1. Have a Twitter parade.
Sure, you may have a 1,000 people following you on Twitter, but what fun is that if you can’t see them literally following you. IS Parade lets you create a virtual parade, where you get to be the Grand Marshall. Hang around long enough, and a handful of them will even carry a giant statue of you. You can also pick a keyword and see who’s been talking about it.
2. Tip the Twitter Swear Jar
Twitter isn’t always the most family-friendly of places, but the Twitter Swear Jar is trying to clean things up. Of course, the site can be a little overzealous in its purity, suggesting fines to me for Tweeting about Herbie Hancock and Joe Cocker. The site has logged over 5 million swear words since it launched June 1. It’s also raised a little over $2,000 for charities like Malaria No More and Stand Up to Cancer, making the occasional curse word worthwhile.
3. Check the status of your status.
For those of you who think of Twitter as a numbers game, Twitter Counter will crunch them for you, answering questions like, “What’s my Twitter rank?” or “How many new followers do I get in a typical day?” or “How many followers will I have in a month?” Twitter Counter tracks your follower trends.
4. Join a book club.
If you’ve seen the hashtag #1b1t pop up, you’ve got a friend in the One Book, One Twitter club. Launched by CrowdSourcing.com, Neil Gaiman’s American Gods was selected by the crowd as the first book to read chapter-by-chapter with other club members from around the world.
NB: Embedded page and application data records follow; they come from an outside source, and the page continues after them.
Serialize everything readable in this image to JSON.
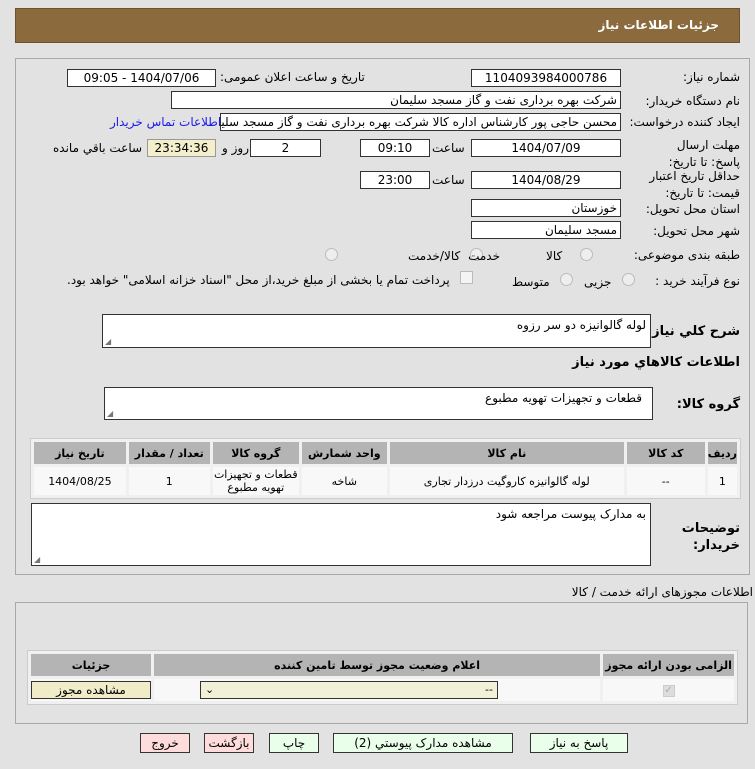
{
  "header": {
    "title": "جزئیات اطلاعات نیاز"
  },
  "form": {
    "need_number_label": "شماره نیاز:",
    "need_number": "1104093984000786",
    "announce_label": "تاریخ و ساعت اعلان عمومی:",
    "announce_value": "1404/07/06 - 09:05",
    "buyer_label": "نام دستگاه خریدار:",
    "buyer_value": "شرکت بهره برداری نفت و گاز مسجد سلیمان",
    "creator_label": "ایجاد کننده درخواست:",
    "creator_value": "محسن حاجی پور کارشناس اداره کالا  شرکت بهره برداری نفت و گاز مسجد سلیمان",
    "contact_link": "اطلاعات تماس خریدار",
    "deadline_label": "مهلت ارسال پاسخ: تا تاریخ:",
    "deadline_date": "1404/07/09",
    "time_label": "ساعت",
    "deadline_time": "09:10",
    "days": "2",
    "days_label": "روز و",
    "remaining": "23:34:36",
    "remaining_label": "ساعت باقي مانده",
    "validity_label": "حداقل تاریخ اعتبار قیمت: تا تاریخ:",
    "validity_date": "1404/08/29",
    "validity_time": "23:00",
    "province_label": "استان محل تحویل:",
    "province": "خوزستان",
    "city_label": "شهر محل تحویل:",
    "city": "مسجد سلیمان",
    "category_label": "طبقه بندی موضوعی:",
    "category_options": [
      "کالا",
      "خدمت",
      "کالا/خدمت"
    ],
    "process_label": "نوع فرآیند خرید :",
    "process_options": [
      "جزیی",
      "متوسط"
    ],
    "payment_note": "پرداخت تمام یا بخشی از مبلغ خرید،از محل \"اسناد خزانه اسلامی\" خواهد بود.",
    "desc_label": "شرح کلي نياز:",
    "desc_value": "لوله گالوانیزه دو سر رزوه",
    "goods_heading": "اطلاعات کالاهاي مورد نياز",
    "group_label": "گروه کالا:",
    "group_value": "قطعات و تجهیزات تهویه مطبوع",
    "notes_label": "توضیحات خریدار:",
    "notes_value": "به مدارک پیوست مراجعه شود"
  },
  "goods_table": {
    "headers": [
      "ردیف",
      "کد کالا",
      "نام کالا",
      "واحد شمارش",
      "گروه کالا",
      "تعداد / مقدار",
      "تاریخ نیاز"
    ],
    "rows": [
      [
        "1",
        "--",
        "لوله گالوانیزه کاروگیت درزدار تجاری",
        "شاخه",
        "قطعات و تجهیزات تهویه مطبوع",
        "1",
        "1404/08/25"
      ]
    ]
  },
  "license": {
    "title": "اطلاعات مجوزهای ارائه خدمت / کالا",
    "headers": [
      "الزامی بودن ارائه مجوز",
      "اعلام وضعیت مجوز توسط تامین کننده",
      "جزئیات"
    ],
    "select_value": "--",
    "view_button": "مشاهده مجوز"
  },
  "buttons": {
    "reply": "پاسخ به نیاز",
    "attachments": "مشاهده مدارک پیوستي (2)",
    "print": "چاپ",
    "back": "بازگشت",
    "exit": "خروج"
  }
}
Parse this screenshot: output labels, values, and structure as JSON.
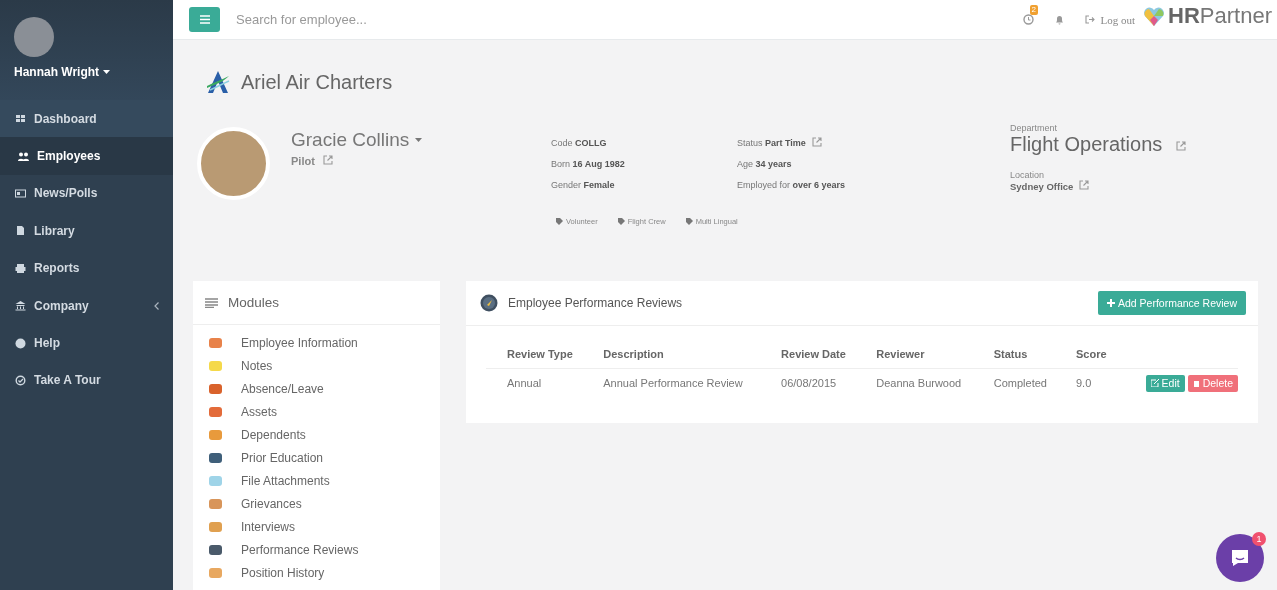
{
  "sidebar": {
    "user": {
      "name": "Hannah Wright"
    },
    "items": [
      {
        "label": "Dashboard",
        "selected": false,
        "kind": "link"
      },
      {
        "label": "Employees",
        "selected": true,
        "kind": "link"
      },
      {
        "label": "News/Polls",
        "selected": false,
        "kind": "link"
      },
      {
        "label": "Library",
        "selected": false,
        "kind": "link"
      },
      {
        "label": "Reports",
        "selected": false,
        "kind": "link"
      },
      {
        "label": "Company",
        "selected": false,
        "kind": "submenu"
      },
      {
        "label": "Help",
        "selected": false,
        "kind": "link"
      },
      {
        "label": "Take A Tour",
        "selected": false,
        "kind": "link"
      }
    ]
  },
  "topbar": {
    "search": {
      "placeholder": "Search for employee..."
    },
    "timer_badge": "2",
    "logout": "Log out",
    "logo": "**HR**Partner"
  },
  "company": {
    "name": "Ariel Air Charters"
  },
  "employee": {
    "name": "Gracie Collins",
    "position": "Pilot",
    "details": [
      {
        "label": "Code",
        "value": "COLLG",
        "link": false
      },
      {
        "label": "Status",
        "value": "Part Time",
        "link": true
      },
      {
        "label": "Born",
        "value": "16 Aug 1982",
        "link": false
      },
      {
        "label": "Age",
        "value": "34 years",
        "link": false
      },
      {
        "label": "Gender",
        "value": "Female",
        "link": false
      },
      {
        "label": "Employed for",
        "value": "over 6 years",
        "link": false
      }
    ],
    "tags": [
      "Volunteer",
      "Flight Crew",
      "Multi Lingual"
    ],
    "department_label": "Department",
    "department": "Flight Operations",
    "location_label": "Location",
    "location": "Sydney Office"
  },
  "modules": {
    "title": "Modules",
    "items": [
      {
        "label": "Employee Information",
        "color": "#e8824a"
      },
      {
        "label": "Notes",
        "color": "#f5d94a"
      },
      {
        "label": "Absence/Leave",
        "color": "#d9622b"
      },
      {
        "label": "Assets",
        "color": "#e36b3a"
      },
      {
        "label": "Dependents",
        "color": "#e89a3c"
      },
      {
        "label": "Prior Education",
        "color": "#3f5f7a"
      },
      {
        "label": "File Attachments",
        "color": "#9fd4e8"
      },
      {
        "label": "Grievances",
        "color": "#d8955a"
      },
      {
        "label": "Interviews",
        "color": "#e0a050"
      },
      {
        "label": "Performance Reviews",
        "color": "#4a5a6a"
      },
      {
        "label": "Position History",
        "color": "#e8a860"
      }
    ]
  },
  "reviews": {
    "title": "Employee Performance Reviews",
    "add_button": "Add Performance Review",
    "columns": [
      "Review Type",
      "Description",
      "Review Date",
      "Reviewer",
      "Status",
      "Score"
    ],
    "rows": [
      {
        "cells": [
          "Annual",
          "Annual Performance Review",
          "06/08/2015",
          "Deanna Burwood",
          "Completed",
          "9.0"
        ],
        "actions": [
          "Edit",
          "Delete"
        ]
      }
    ]
  },
  "chat": {
    "badge": "1"
  }
}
Looks like voting will begin on the next selection soon.
5. Be a puppet-master.
Tweet your instructions for 29-year-old David Perez, and he’ll do it. The Leo Burnett employee agreed to follow his followers—doing anything they ask—during the week of June 21-26 in order to secure a trip to the Cannes Lions International Advertising Festival in France. He’ll wear a webcam streaming on his site, David on Demand and go six days without free will.
6. Hit the mute button.
Is there a topic that’s grating on you like an army of plastic vuvuzelas? Maybe you’re tired of hearing people talk about vuvuzelas. Muuter will filter out Tweets with unwanted keywords, meaning you won’t have to hear another word about Justin Bieber, at least via Twitter.
7. Schedule your updates.
Like the Twitter version of a modified DeLorean DMC-12, services like Twuffer and FutureTweets allow you to schedule your Tweets, while you, you know… live your life.
8. Support a good cause.
The hope140 initiative is using Twitter to raise money for causes like ending malaria in the world and helping Haiti. Using RTs to generate $10 pledges through Twitpay and getting matching funds from the Case Foundation, hope140 raised $11,000 to fight malaria in April.
9. Embarrass your friends.
Just like on Facebook, TwitPic now lets you tag your friends in photos. You can then Tweet to all your other friends with proof that he did have a mullet in high school.
Follow Josh Jackson on Twitter at @joshjackson & follow Paste Magazine at @pastemagazine.